Musician of the Month: Gabriella Di Laccio
As far as I can remember I have always sang. Although I don’t come from a family of musicians there was always music in the house. Joining the school choir when I was 8 was a very natural step and since then I never stopped singing. Although singing was a great enjoyment in my life, I only started having proper singing lessons when I was 16 and that opened up a whole new chapter as I started to find out the different aspects of my voice and how to use my instrument properly. It was a fascinating experience and I fell in love with the act of communicating through music and I believe it was then I first thought of becoming a professional classical singer.
How is singing baroque music different from singing classic or romantic music?
The baroque period was very rich artistically speaking and produced very intense and varied emotions in the arts. In music, this new emphasis was clearly stated and generalized in the “doctrine of the affections”. The doctrine arose under the influence of classical (ancient Greek and Roman) rhetoric, which focused on the art of using language to persuade listeners to a specific point of view or emotional response. Any performer of baroque music needs to understand this concept and use their instrument to get as close as possible to this idea. The notion that baroque music should be always sung with a straight tone is in my opinion a misconception of the reality. It is our job as singers to have enough command of our voices to be able to use both straight tone and vibrato to express emotion and reflect the mood of each part of the work we are performing. Vibrato in baroque music is an ornament – and the baroque period is full of ornamentation.
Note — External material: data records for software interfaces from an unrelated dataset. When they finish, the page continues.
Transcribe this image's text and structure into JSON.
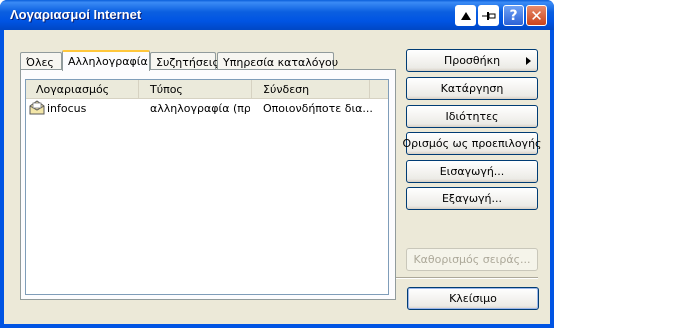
{
  "window": {
    "title": "Λογαριασμοί Internet"
  },
  "title_buttons": {
    "help": "?",
    "close": "✕"
  },
  "tabs": [
    {
      "label": "Όλες"
    },
    {
      "label": "Αλληλογραφία"
    },
    {
      "label": "Συζητήσεις"
    },
    {
      "label": "Υπηρεσία καταλόγου"
    }
  ],
  "active_tab": "Αλληλογραφία",
  "columns": [
    {
      "label": "Λογαριασμός"
    },
    {
      "label": "Τύπος"
    },
    {
      "label": "Σύνδεση"
    }
  ],
  "accounts": [
    {
      "account": "infocus",
      "type": "αλληλογραφία (πρ...",
      "connection": "Οποιονδήποτε δια..."
    }
  ],
  "buttons": {
    "add": "Προσθήκη",
    "remove": "Κατάργηση",
    "properties": "Ιδιότητες",
    "set_default": "Ορισμός ως προεπιλογής",
    "import": "Εισαγωγή...",
    "export": "Εξαγωγή...",
    "set_order": "Καθορισμός σειράς...",
    "close": "Κλείσιμο"
  }
}
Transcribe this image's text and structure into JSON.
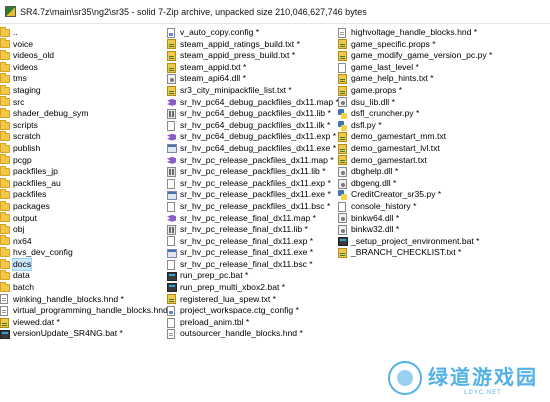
{
  "window": {
    "title": "SR4.7z\\main\\sr35\\ng2\\sr35 - solid 7-Zip archive, unpacked size 210,046,627,746 bytes"
  },
  "columns": [
    [
      {
        "label": "..",
        "icon": "folder"
      },
      {
        "label": "voice",
        "icon": "folder"
      },
      {
        "label": "videos_old",
        "icon": "folder"
      },
      {
        "label": "videos",
        "icon": "folder"
      },
      {
        "label": "tms",
        "icon": "folder"
      },
      {
        "label": "staging",
        "icon": "folder"
      },
      {
        "label": "src",
        "icon": "folder"
      },
      {
        "label": "shader_debug_sym",
        "icon": "folder"
      },
      {
        "label": "scripts",
        "icon": "folder"
      },
      {
        "label": "scratch",
        "icon": "folder"
      },
      {
        "label": "publish",
        "icon": "folder"
      },
      {
        "label": "pcgp",
        "icon": "folder"
      },
      {
        "label": "packfiles_jp",
        "icon": "folder"
      },
      {
        "label": "packfiles_au",
        "icon": "folder"
      },
      {
        "label": "packfiles",
        "icon": "folder"
      },
      {
        "label": "packages",
        "icon": "folder"
      },
      {
        "label": "output",
        "icon": "folder"
      },
      {
        "label": "obj",
        "icon": "folder"
      },
      {
        "label": "nx64",
        "icon": "folder"
      },
      {
        "label": "hvs_dev_config",
        "icon": "folder"
      },
      {
        "label": "docs",
        "icon": "folder",
        "selected": true
      },
      {
        "label": "data",
        "icon": "folder"
      },
      {
        "label": "batch",
        "icon": "folder"
      },
      {
        "label": "winking_handle_blocks.hnd *",
        "icon": "hnd"
      },
      {
        "label": "virtual_programming_handle_blocks.hnd *",
        "icon": "hnd"
      },
      {
        "label": "viewed.dat *",
        "icon": "props"
      },
      {
        "label": "versionUpdate_SR4NG.bat *",
        "icon": "bat"
      }
    ],
    [
      {
        "label": "v_auto_copy.config *",
        "icon": "config"
      },
      {
        "label": "steam_appid_ratings_build.txt *",
        "icon": "props"
      },
      {
        "label": "steam_appid_press_build.txt *",
        "icon": "props"
      },
      {
        "label": "steam_appid.txt *",
        "icon": "props"
      },
      {
        "label": "steam_api64.dll *",
        "icon": "dll"
      },
      {
        "label": "sr3_city_minipackfile_list.txt *",
        "icon": "props"
      },
      {
        "label": "sr_hv_pc64_debug_packfiles_dx11.map *",
        "icon": "vs"
      },
      {
        "label": "sr_hv_pc64_debug_packfiles_dx11.lib *",
        "icon": "lib"
      },
      {
        "label": "sr_hv_pc64_debug_packfiles_dx11.ilk *",
        "icon": "file"
      },
      {
        "label": "sr_hv_pc64_debug_packfiles_dx11.exp *",
        "icon": "vs"
      },
      {
        "label": "sr_hv_pc64_debug_packfiles_dx11.exe *",
        "icon": "exe"
      },
      {
        "label": "sr_hv_pc_release_packfiles_dx11.map *",
        "icon": "vs"
      },
      {
        "label": "sr_hv_pc_release_packfiles_dx11.lib *",
        "icon": "lib"
      },
      {
        "label": "sr_hv_pc_release_packfiles_dx11.exp *",
        "icon": "file"
      },
      {
        "label": "sr_hv_pc_release_packfiles_dx11.exe *",
        "icon": "exe"
      },
      {
        "label": "sr_hv_pc_release_packfiles_dx11.bsc *",
        "icon": "file"
      },
      {
        "label": "sr_hv_pc_release_final_dx11.map *",
        "icon": "vs"
      },
      {
        "label": "sr_hv_pc_release_final_dx11.lib *",
        "icon": "lib"
      },
      {
        "label": "sr_hv_pc_release_final_dx11.exp *",
        "icon": "file"
      },
      {
        "label": "sr_hv_pc_release_final_dx11.exe *",
        "icon": "exe"
      },
      {
        "label": "sr_hv_pc_release_final_dx11.bsc *",
        "icon": "file"
      },
      {
        "label": "run_prep_pc.bat *",
        "icon": "bat"
      },
      {
        "label": "run_prep_multi_xbox2.bat *",
        "icon": "bat"
      },
      {
        "label": "registered_lua_spew.txt *",
        "icon": "props"
      },
      {
        "label": "project_workspace.ctg_config *",
        "icon": "config"
      },
      {
        "label": "preload_anim.tbl *",
        "icon": "file"
      },
      {
        "label": "outsourcer_handle_blocks.hnd *",
        "icon": "hnd"
      }
    ],
    [
      {
        "label": "highvoltage_handle_blocks.hnd *",
        "icon": "hnd"
      },
      {
        "label": "game_specific.props *",
        "icon": "props"
      },
      {
        "label": "game_modify_game_version_pc.py *",
        "icon": "props"
      },
      {
        "label": "game_last_level *",
        "icon": "file"
      },
      {
        "label": "game_help_hints.txt *",
        "icon": "props"
      },
      {
        "label": "game.props *",
        "icon": "props"
      },
      {
        "label": "dsu_lib.dll *",
        "icon": "dll"
      },
      {
        "label": "dsfl_cruncher.py *",
        "icon": "py"
      },
      {
        "label": "dsfl.py *",
        "icon": "py"
      },
      {
        "label": "demo_gamestart_mm.txt",
        "icon": "props"
      },
      {
        "label": "demo_gamestart_lvl.txt",
        "icon": "props"
      },
      {
        "label": "demo_gamestart.txt",
        "icon": "props"
      },
      {
        "label": "dbghelp.dll *",
        "icon": "dll"
      },
      {
        "label": "dbgeng.dll *",
        "icon": "dll"
      },
      {
        "label": "CreditCreator_sr35.py *",
        "icon": "py"
      },
      {
        "label": "console_history *",
        "icon": "file"
      },
      {
        "label": "binkw64.dll *",
        "icon": "dll"
      },
      {
        "label": "binkw32.dll *",
        "icon": "dll"
      },
      {
        "label": "_setup_project_environment.bat *",
        "icon": "bat"
      },
      {
        "label": "_BRANCH_CHECKLIST.txt *",
        "icon": "props"
      }
    ]
  ],
  "watermark": {
    "main": "绿道游戏园",
    "sub": "LDYC.NET"
  }
}
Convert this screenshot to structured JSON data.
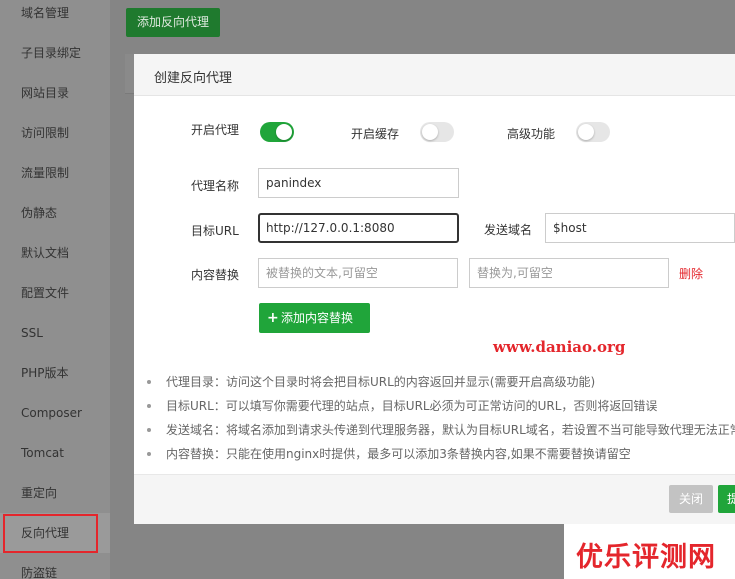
{
  "sidebar": {
    "items": [
      {
        "label": "域名管理"
      },
      {
        "label": "子目录绑定"
      },
      {
        "label": "网站目录"
      },
      {
        "label": "访问限制"
      },
      {
        "label": "流量限制"
      },
      {
        "label": "伪静态"
      },
      {
        "label": "默认文档"
      },
      {
        "label": "配置文件"
      },
      {
        "label": "SSL"
      },
      {
        "label": "PHP版本"
      },
      {
        "label": "Composer"
      },
      {
        "label": "Tomcat"
      },
      {
        "label": "重定向"
      },
      {
        "label": "反向代理"
      },
      {
        "label": "防盗链"
      }
    ],
    "active_index": 13
  },
  "toolbar": {
    "add_proxy_label": "添加反向代理"
  },
  "dialog": {
    "title": "创建反向代理",
    "enable_proxy": {
      "label": "开启代理",
      "on": true
    },
    "enable_cache": {
      "label": "开启缓存",
      "on": false
    },
    "advanced": {
      "label": "高级功能",
      "on": false
    },
    "proxy_name": {
      "label": "代理名称",
      "value": "panindex"
    },
    "target_url": {
      "label": "目标URL",
      "value": "http://127.0.0.1:8080"
    },
    "send_domain": {
      "label": "发送域名",
      "value": "$host"
    },
    "content_replace": {
      "label": "内容替换",
      "from_placeholder": "被替换的文本,可留空",
      "to_placeholder": "替换为,可留空",
      "delete_label": "删除"
    },
    "add_content_label": "添加内容替换",
    "tips": [
      "代理目录：访问这个目录时将会把目标URL的内容返回并显示(需要开启高级功能)",
      "目标URL：可以填写你需要代理的站点，目标URL必须为可正常访问的URL，否则将返回错误",
      "发送域名：将域名添加到请求头传递到代理服务器，默认为目标URL域名，若设置不当可能导致代理无法正常",
      "内容替换：只能在使用nginx时提供，最多可以添加3条替换内容,如果不需要替换请留空"
    ],
    "footer": {
      "close_label": "关闭",
      "submit_label": "提"
    }
  },
  "watermark": "www.daniao.org",
  "brand": "优乐评测网",
  "colors": {
    "accent": "#20a53a",
    "danger": "#e4262c"
  }
}
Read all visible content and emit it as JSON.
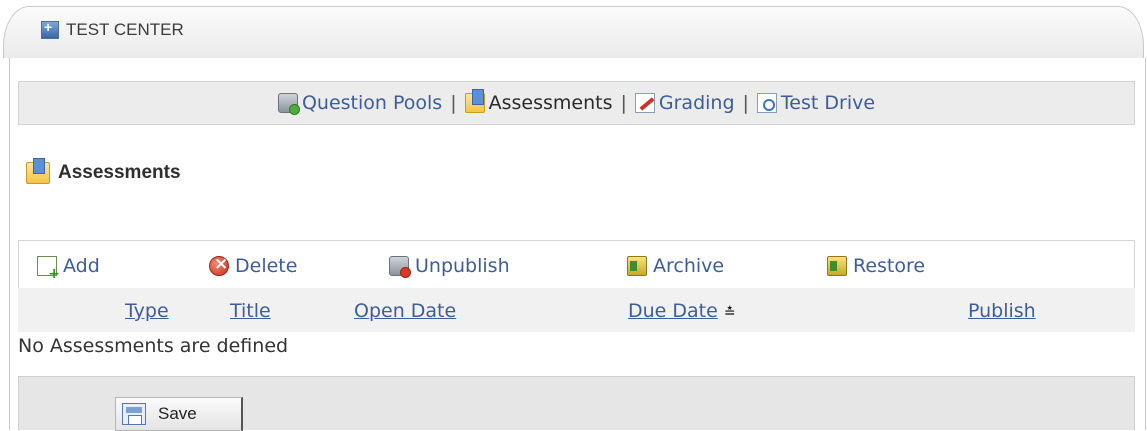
{
  "header": {
    "title": "TEST CENTER",
    "icon": "maximize-icon"
  },
  "nav": {
    "items": [
      {
        "label": "Question Pools",
        "icon": "question-pools-icon",
        "current": false
      },
      {
        "label": "Assessments",
        "icon": "assessments-folder-icon",
        "current": true
      },
      {
        "label": "Grading",
        "icon": "grading-icon",
        "current": false
      },
      {
        "label": "Test Drive",
        "icon": "test-drive-icon",
        "current": false
      }
    ],
    "separator": "|"
  },
  "section": {
    "title": "Assessments",
    "icon": "assessments-folder-icon"
  },
  "toolbar": {
    "add": "Add",
    "delete": "Delete",
    "unpublish": "Unpublish",
    "archive": "Archive",
    "restore": "Restore"
  },
  "table": {
    "columns": [
      "Type",
      "Title",
      "Open Date",
      "Due Date",
      "Publish"
    ],
    "sorted_column": "Due Date",
    "sort_indicator": "≛",
    "empty_message": "No Assessments are defined"
  },
  "footer": {
    "save_label": "Save"
  },
  "colors": {
    "link": "#3d5d99",
    "bar_bg": "#ececec",
    "border": "#d4d4d4"
  }
}
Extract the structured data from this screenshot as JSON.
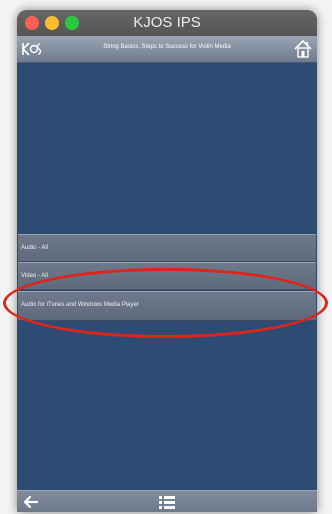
{
  "window": {
    "title": "KJOS IPS"
  },
  "header": {
    "logo_text": "KJOS",
    "title": "String Basics, Steps to Success for Violin Media"
  },
  "list": {
    "items": [
      {
        "label": "Audio - All"
      },
      {
        "label": "Video - All"
      },
      {
        "label": "Audio for iTunes and Windows Media Player"
      }
    ]
  },
  "icons": {
    "home": "home-icon",
    "back": "back-arrow-icon",
    "menu": "list-menu-icon"
  },
  "colors": {
    "background": "#2e4b74",
    "highlight": "#e2231a"
  }
}
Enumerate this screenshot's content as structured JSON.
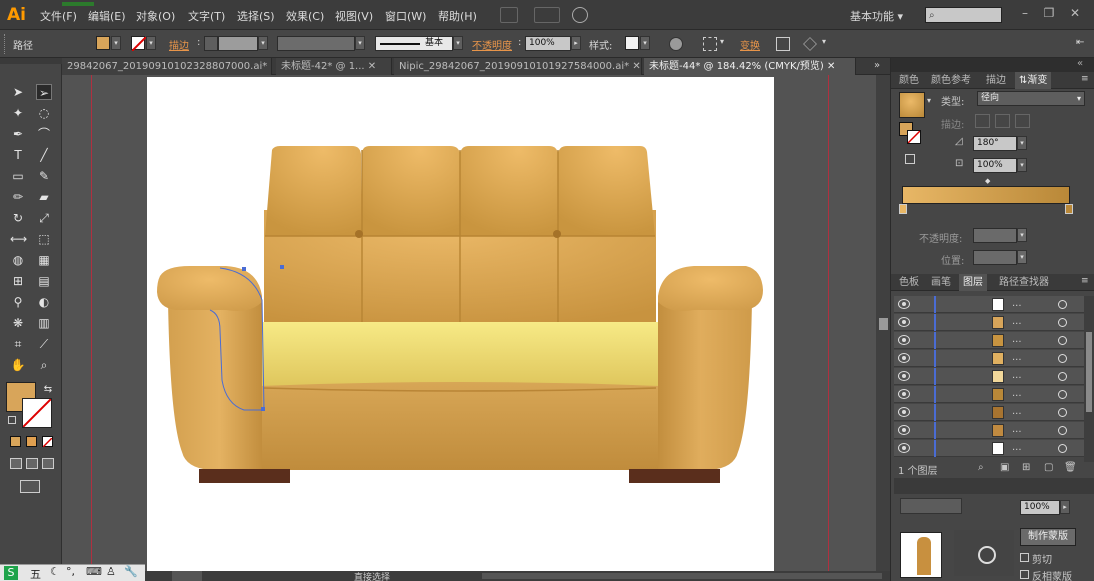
{
  "app": {
    "logo": "Ai"
  },
  "menu": [
    "文件(F)",
    "编辑(E)",
    "对象(O)",
    "文字(T)",
    "选择(S)",
    "效果(C)",
    "视图(V)",
    "窗口(W)",
    "帮助(H)"
  ],
  "workspace": "基本功能",
  "control_bar": {
    "selection_label": "路径",
    "stroke_label": "描边",
    "stroke_profile": "基本",
    "opacity_label": "不透明度",
    "opacity_value": "100%",
    "style_label": "样式",
    "transform_label": "变换",
    "colors": {
      "fill": "#d8a55a",
      "accent_label": "#e8954a"
    }
  },
  "tabs": [
    {
      "label": "29842067_20190910102328807000.ai*",
      "active": false
    },
    {
      "label": "未标题-42* @ 1...",
      "active": false
    },
    {
      "label": "Nipic_29842067_20190910101927584000.ai*",
      "active": false
    },
    {
      "label": "未标题-44* @ 184.42% (CMYK/预览)",
      "active": true
    }
  ],
  "tools": [
    [
      "selection-arrow-icon",
      "direct-selection-icon"
    ],
    [
      "magic-wand-icon",
      "lasso-icon"
    ],
    [
      "pen-icon",
      "curvature-icon"
    ],
    [
      "type-icon",
      "line-segment-icon"
    ],
    [
      "rectangle-icon",
      "paintbrush-icon"
    ],
    [
      "pencil-icon",
      "eraser-icon"
    ],
    [
      "rotate-icon",
      "scale-icon"
    ],
    [
      "width-icon",
      "free-transform-icon"
    ],
    [
      "shape-builder-icon",
      "perspective-grid-icon"
    ],
    [
      "mesh-icon",
      "gradient-icon"
    ],
    [
      "eyedropper-icon",
      "blend-icon"
    ],
    [
      "symbol-sprayer-icon",
      "column-graph-icon"
    ],
    [
      "artboard-icon",
      "slice-icon"
    ],
    [
      "hand-icon",
      "zoom-icon"
    ]
  ],
  "gradient_panel": {
    "tabs": [
      "颜色",
      "颜色参考",
      "描边",
      "渐变"
    ],
    "active_tab": "渐变",
    "type_label": "类型",
    "type_value": "径向",
    "stroke_label": "描边",
    "angle": "180°",
    "aspect": "100%",
    "opacity_label": "不透明度",
    "position_label": "位置",
    "colors": {
      "start": "#e8b766",
      "end": "#b98838"
    }
  },
  "layers_panel": {
    "tabs": [
      "色板",
      "画笔",
      "图层",
      "路径查找器"
    ],
    "active_tab": "图层",
    "row_dots": "...",
    "footer": "1 个图层",
    "rows": [
      {
        "thumb": "#ffffff"
      },
      {
        "thumb": "#d8a55a"
      },
      {
        "thumb": "#c89440"
      },
      {
        "thumb": "#e0b060"
      },
      {
        "thumb": "#f2d89a"
      },
      {
        "thumb": "#b98838"
      },
      {
        "thumb": "#a87430"
      },
      {
        "thumb": "#c08a40"
      },
      {
        "thumb": "#ffffff"
      }
    ]
  },
  "transparency_panel": {
    "opacity": "100%",
    "make_mask_button": "制作蒙版",
    "clip_label": "剪切",
    "invert_label": "反相蒙版"
  },
  "status_bar": {
    "tool_name": "直接选择"
  },
  "taskbar": {
    "ime": "五"
  },
  "colors": {
    "sofa_light": "#eab665",
    "sofa_mid": "#d6a253",
    "sofa_dark": "#b98536",
    "seat_light": "#f5e27a",
    "seat_dark": "#d8bf55",
    "legs": "#5a2e1c",
    "selection": "#4a6cd4"
  }
}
Can you tell Handel’s music was written for his specific singers? Do you feel like you need to channel your inner baroque diva to perform it?
It is very clear that Handel was extremely inspired – and challenged – by his singers and one can certainly imagine the thrill of being one of Handel’s Divas. The stories of Francesca Cuzzoni and Faustina Bordoni having a fight on stage can certainly gives us an idea of their intense personalities and undeniable talent. I don’t consider myself the stereotype of the “Diva” people generally have in mind. One can always imagine a diva like this immensely flamboyant, proud, glamorous and dramatic woman who combines these generally positive attributes with a less desirable set of traits, including being volatile, demanding, vain, controlling, self-absorbed, unreasonable, suspicious, and jealous. Having said that it is unquestionably true that when I am performing I am certainly not just myself. One needs to explore different kinds of emotions in order to express the message the composer had in mind for that particular aria. So from that perspective at that moment I am not only Gabriela Di Laccio, but an instrument that should communicate all the emotions that my character is feeling and singing about. Singing and music in general is an art of giving, of sharing emotions, of moving the listener and tell stories. This is always my main goal in every performance.
What is your favourite operatic role to perform?
I enjoy singing roles of women who have strong personalities so from that prospect it always a joy to sing Handel as he has some amazing soprano parts in his Operas. If I had to choose one Handel role it would have to be (with no doubt) Cleopatra from Giulio Cesare.
What do you enjoy most about Handel’s compositional style?
One of the things that is very clear when you sing Handel is that he knew the vocal instrument extremely well. Everything he writes feels confortable on the voice and although he challenges the instrument technically speaking, it is always done in a way that complements the melody and the singer’s tessitura. I also love his coloraturas and how he uses them to change the mood and intention in his arias.
Why do you think Handel House is such an enjoyable space in which to perform?
I find really amazing that I can be at the house where Handel used to live, compose and rehearse. Just the idea that not very long ago he would be walking in those very same rooms and writing some of the most significant musical works in our history is a wonderful thought. Having the chance to perform there is really a privilege as the venue has an undeniable musical atmosphere that fills the air with inspiration for all the performers.